Pulmonary immunopathology of sudden infant death syndrome

Lancet. 1994 Jun 4;343(8910):1390-2. doi: 10.1016/s0140-6736(94)92523-2.


Sudden infant death syndrome (SIDS) is the most common cause of postneonatal mortality in the UK. Pathological investigations have shown evidence suggestive of respiratory obstruction with subsequent hypoxia leading to death. We examined 48 infants who died of SIDS and 30 who died of other, non-pulmonary, causes and identified pulmonary eosinophil and neutrophil leucocytes, mast cells, and T and B lymphocytes by immunocytochemistry. Positively stained cells were counted in the parenchyma and around the bronchi without knowledge of the tissue source. The results showed three times more eosinophils in the lungs of infants who died of SIDS (27.61 vs 7.91 [99% CI 1.76-5.87] cells/mm2 for parenchyma) accompanied by increased T lymphocytes and B lymphocytes. There were more peribronchial mast cells in the SIDS group (22.1 vs 14.7 [1.03-2.10] cells/mm2) and insignificant differences in neutrophils and parenchymal mast cells. There were significant associations between eosinophil, B lymphocyte, and T lymphocyte numbers. These findings provide evidence for an abnormal T lymphocyte-mediated pulmonary inflammatory response in SIDS. Products of eosinophil degranulation can cause epithelial damage and pulmonary oedema, which could cause the respiratory obstruction and hypoxia associated with SIDS.

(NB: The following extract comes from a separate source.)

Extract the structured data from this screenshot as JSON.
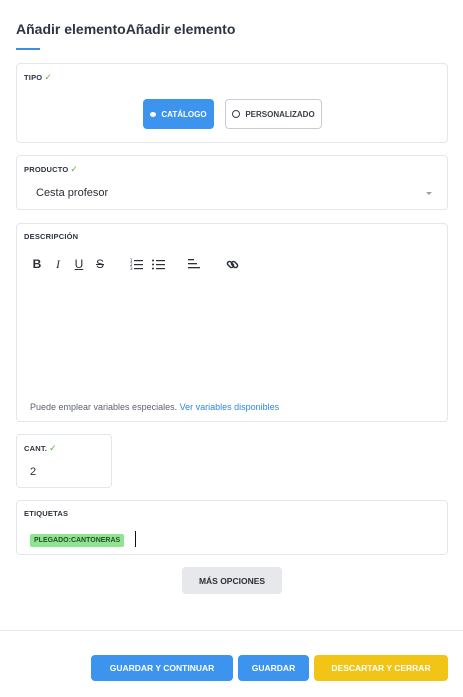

Publication types

  • Research Support, Non-U.S. Gov't

MeSH terms

  • Cell Count
  • Eosinophils / pathology
  • Female
  • Humans
  • Immunohistochemistry
  • Infant
  • Leukocyte Count
  • Lung / immunology
  • Lung / pathology*
  • Lymphocytes / pathology
  • Male
  • Mast Cells / pathology
  • Neutrophils / pathology
  • Sudden Infant Death / immunology
  • Sudden Infant Death / pathology*